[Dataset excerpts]
*** Begin section ***

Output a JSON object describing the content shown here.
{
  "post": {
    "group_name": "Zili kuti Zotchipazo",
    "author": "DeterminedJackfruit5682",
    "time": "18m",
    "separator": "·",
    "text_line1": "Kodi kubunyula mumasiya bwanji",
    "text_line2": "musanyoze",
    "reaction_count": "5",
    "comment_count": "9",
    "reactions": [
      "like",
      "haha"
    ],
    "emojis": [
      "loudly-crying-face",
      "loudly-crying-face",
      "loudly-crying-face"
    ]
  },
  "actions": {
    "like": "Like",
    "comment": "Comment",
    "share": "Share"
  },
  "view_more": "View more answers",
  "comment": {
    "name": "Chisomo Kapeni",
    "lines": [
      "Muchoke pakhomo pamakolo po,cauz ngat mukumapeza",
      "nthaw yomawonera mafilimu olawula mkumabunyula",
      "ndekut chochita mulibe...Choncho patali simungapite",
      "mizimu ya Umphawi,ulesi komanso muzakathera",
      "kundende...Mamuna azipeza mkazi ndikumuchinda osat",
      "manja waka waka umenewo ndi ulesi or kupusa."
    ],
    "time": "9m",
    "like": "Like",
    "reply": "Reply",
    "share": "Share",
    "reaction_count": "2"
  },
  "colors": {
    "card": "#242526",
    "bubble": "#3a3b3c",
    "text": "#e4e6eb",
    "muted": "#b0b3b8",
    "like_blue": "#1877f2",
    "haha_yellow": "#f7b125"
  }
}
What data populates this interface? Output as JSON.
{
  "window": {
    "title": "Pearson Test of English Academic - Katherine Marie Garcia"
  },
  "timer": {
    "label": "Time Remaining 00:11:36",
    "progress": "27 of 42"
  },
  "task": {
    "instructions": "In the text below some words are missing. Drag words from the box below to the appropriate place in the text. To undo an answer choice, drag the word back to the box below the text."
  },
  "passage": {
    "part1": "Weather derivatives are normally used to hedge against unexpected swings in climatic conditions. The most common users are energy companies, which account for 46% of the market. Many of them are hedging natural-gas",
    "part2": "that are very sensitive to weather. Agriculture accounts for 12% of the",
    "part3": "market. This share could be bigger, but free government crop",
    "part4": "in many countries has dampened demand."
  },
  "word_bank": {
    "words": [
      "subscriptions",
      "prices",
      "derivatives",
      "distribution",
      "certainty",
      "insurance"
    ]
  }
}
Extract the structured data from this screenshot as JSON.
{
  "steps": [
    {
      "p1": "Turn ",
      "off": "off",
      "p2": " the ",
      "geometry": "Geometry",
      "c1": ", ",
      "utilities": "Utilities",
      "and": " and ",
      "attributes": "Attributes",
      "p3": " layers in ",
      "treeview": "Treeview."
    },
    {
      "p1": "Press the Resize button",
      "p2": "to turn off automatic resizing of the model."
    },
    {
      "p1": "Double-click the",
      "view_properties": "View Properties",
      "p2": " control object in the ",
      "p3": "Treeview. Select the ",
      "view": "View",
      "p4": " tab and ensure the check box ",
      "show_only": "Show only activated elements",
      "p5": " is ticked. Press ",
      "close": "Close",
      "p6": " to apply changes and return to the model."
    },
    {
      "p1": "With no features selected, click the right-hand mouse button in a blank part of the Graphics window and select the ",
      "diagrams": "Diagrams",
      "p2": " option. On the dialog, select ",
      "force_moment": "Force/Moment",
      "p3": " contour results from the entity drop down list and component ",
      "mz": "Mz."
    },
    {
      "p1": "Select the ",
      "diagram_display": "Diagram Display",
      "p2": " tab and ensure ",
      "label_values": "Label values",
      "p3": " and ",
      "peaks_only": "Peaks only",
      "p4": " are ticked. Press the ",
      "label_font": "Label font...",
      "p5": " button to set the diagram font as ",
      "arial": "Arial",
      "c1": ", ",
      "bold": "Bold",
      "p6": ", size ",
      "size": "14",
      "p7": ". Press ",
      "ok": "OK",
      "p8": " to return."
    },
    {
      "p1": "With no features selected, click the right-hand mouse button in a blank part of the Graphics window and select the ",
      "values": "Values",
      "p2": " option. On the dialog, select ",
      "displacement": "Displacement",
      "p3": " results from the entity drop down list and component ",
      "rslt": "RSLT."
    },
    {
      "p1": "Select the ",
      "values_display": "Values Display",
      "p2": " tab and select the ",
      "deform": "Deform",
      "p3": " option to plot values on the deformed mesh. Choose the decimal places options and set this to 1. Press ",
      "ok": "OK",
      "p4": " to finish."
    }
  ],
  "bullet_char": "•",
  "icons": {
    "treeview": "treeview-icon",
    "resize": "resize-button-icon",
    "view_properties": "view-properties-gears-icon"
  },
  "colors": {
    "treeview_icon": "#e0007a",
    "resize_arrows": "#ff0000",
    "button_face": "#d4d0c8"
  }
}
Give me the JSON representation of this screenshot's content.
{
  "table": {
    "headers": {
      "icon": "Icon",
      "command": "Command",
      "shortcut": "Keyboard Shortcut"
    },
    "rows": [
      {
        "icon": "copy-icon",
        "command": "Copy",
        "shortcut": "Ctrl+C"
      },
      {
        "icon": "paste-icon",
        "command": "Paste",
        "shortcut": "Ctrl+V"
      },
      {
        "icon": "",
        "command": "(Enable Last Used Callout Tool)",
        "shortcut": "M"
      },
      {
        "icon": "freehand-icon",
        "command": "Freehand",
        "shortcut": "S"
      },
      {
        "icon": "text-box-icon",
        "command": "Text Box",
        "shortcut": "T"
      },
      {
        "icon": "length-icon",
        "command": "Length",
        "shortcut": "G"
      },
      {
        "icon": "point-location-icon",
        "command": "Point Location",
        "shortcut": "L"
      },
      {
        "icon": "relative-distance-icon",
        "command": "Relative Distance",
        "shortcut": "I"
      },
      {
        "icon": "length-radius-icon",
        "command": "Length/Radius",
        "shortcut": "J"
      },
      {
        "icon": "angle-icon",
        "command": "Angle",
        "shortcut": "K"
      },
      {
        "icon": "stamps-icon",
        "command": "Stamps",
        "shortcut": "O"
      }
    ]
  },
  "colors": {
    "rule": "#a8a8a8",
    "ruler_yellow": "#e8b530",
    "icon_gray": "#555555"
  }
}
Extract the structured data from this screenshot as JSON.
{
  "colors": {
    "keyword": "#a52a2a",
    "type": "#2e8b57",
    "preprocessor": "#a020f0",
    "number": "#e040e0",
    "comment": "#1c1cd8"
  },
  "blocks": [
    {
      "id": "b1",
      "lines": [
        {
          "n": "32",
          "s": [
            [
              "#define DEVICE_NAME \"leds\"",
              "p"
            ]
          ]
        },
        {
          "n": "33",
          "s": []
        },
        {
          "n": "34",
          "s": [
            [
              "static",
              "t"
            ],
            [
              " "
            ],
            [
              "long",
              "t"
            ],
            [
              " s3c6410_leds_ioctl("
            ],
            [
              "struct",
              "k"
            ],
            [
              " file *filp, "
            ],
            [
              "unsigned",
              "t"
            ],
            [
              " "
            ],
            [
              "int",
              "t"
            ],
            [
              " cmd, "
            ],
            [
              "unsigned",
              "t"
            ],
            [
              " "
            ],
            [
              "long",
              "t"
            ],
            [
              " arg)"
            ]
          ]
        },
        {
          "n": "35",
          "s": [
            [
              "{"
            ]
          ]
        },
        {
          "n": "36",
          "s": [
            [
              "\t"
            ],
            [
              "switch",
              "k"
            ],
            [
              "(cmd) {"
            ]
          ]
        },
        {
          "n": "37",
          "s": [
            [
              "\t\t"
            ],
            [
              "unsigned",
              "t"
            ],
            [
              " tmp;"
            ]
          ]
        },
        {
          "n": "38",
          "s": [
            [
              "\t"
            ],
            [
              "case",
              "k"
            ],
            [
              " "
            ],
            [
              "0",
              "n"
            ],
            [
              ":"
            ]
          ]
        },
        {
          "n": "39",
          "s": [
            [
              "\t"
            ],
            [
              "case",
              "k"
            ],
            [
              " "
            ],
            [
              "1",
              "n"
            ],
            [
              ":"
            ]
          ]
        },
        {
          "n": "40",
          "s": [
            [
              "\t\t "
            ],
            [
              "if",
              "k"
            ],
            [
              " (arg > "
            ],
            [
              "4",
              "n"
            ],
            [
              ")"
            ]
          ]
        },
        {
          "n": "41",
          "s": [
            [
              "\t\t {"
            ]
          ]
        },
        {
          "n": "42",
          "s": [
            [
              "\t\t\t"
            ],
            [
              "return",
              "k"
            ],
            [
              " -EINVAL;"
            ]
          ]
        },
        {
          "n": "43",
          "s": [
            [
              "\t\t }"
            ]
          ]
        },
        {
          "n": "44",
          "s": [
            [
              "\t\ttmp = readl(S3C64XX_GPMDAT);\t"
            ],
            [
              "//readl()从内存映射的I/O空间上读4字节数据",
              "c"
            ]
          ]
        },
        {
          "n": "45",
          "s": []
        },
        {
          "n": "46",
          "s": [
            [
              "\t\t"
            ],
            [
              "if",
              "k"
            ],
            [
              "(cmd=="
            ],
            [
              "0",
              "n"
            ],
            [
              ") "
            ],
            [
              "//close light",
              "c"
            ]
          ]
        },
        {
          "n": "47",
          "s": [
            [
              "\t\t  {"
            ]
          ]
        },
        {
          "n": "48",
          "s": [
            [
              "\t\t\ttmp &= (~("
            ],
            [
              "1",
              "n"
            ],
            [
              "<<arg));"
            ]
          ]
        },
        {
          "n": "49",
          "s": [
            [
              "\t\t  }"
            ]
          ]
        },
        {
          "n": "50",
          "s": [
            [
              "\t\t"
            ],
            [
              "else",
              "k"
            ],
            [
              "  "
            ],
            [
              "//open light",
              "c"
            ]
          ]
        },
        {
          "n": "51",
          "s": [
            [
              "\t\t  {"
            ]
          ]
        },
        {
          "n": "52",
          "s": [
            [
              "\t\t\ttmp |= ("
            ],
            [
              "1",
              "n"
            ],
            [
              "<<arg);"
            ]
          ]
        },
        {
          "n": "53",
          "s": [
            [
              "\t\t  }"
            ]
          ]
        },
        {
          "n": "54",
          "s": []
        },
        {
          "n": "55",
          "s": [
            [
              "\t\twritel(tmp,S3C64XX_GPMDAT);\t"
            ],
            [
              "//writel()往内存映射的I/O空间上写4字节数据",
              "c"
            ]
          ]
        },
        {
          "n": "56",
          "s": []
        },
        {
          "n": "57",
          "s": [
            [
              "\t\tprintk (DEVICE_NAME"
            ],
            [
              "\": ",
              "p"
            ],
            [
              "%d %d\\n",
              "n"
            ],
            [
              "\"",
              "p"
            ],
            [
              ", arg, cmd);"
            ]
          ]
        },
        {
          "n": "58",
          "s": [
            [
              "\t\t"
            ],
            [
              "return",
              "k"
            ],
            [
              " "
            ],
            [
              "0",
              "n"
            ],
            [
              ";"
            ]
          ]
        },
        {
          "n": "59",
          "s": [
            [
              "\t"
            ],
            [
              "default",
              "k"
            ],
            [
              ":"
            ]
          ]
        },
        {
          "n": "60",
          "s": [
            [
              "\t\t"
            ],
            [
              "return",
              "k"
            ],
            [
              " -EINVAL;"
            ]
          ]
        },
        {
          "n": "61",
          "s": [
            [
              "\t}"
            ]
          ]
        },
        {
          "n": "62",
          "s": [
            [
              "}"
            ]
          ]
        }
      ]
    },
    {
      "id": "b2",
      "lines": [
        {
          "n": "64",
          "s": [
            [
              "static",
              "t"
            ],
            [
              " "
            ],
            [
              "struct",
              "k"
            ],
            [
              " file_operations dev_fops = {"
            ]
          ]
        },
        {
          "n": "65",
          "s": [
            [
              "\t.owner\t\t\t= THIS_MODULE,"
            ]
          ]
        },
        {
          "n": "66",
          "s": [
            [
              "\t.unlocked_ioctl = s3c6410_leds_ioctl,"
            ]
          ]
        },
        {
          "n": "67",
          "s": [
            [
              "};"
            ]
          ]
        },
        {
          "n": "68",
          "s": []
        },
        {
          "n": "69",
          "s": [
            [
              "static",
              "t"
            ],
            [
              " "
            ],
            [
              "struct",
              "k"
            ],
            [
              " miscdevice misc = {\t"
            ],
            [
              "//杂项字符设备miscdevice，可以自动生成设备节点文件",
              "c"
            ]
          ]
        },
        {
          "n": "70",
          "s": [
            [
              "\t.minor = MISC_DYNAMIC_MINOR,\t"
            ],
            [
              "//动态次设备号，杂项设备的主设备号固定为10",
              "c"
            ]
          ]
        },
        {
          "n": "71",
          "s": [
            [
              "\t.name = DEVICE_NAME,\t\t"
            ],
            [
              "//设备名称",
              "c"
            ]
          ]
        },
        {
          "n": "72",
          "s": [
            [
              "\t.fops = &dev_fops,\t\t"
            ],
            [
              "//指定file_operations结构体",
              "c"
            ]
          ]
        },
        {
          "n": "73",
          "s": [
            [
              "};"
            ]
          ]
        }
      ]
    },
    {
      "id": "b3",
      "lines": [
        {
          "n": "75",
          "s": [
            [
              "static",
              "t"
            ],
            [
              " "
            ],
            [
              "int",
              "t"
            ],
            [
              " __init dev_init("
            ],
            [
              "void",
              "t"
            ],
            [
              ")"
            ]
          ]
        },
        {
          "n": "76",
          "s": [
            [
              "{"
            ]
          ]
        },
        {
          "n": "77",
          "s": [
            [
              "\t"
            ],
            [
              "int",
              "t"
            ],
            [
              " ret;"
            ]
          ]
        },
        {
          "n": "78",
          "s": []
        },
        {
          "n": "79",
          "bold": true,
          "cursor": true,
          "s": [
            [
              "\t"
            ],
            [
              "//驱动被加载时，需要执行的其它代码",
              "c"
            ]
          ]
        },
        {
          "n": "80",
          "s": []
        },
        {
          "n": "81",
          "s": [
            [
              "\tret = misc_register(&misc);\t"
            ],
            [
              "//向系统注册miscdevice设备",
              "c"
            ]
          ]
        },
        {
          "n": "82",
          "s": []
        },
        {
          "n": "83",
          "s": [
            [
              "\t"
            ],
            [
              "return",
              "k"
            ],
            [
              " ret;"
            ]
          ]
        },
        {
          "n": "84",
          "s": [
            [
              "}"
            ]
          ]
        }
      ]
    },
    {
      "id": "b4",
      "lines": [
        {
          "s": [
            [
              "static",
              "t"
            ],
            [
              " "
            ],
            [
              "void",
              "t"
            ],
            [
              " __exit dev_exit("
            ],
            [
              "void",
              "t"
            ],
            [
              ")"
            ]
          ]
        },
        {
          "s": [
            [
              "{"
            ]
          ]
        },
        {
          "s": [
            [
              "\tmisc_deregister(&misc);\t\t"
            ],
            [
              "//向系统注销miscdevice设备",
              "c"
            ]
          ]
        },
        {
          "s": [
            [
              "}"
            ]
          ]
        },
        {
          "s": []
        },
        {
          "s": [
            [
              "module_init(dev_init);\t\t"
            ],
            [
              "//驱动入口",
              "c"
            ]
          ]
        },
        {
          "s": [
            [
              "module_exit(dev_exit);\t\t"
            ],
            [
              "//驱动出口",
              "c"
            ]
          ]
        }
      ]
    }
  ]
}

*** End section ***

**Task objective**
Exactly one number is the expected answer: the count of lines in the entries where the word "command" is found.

**Finished exercise**
12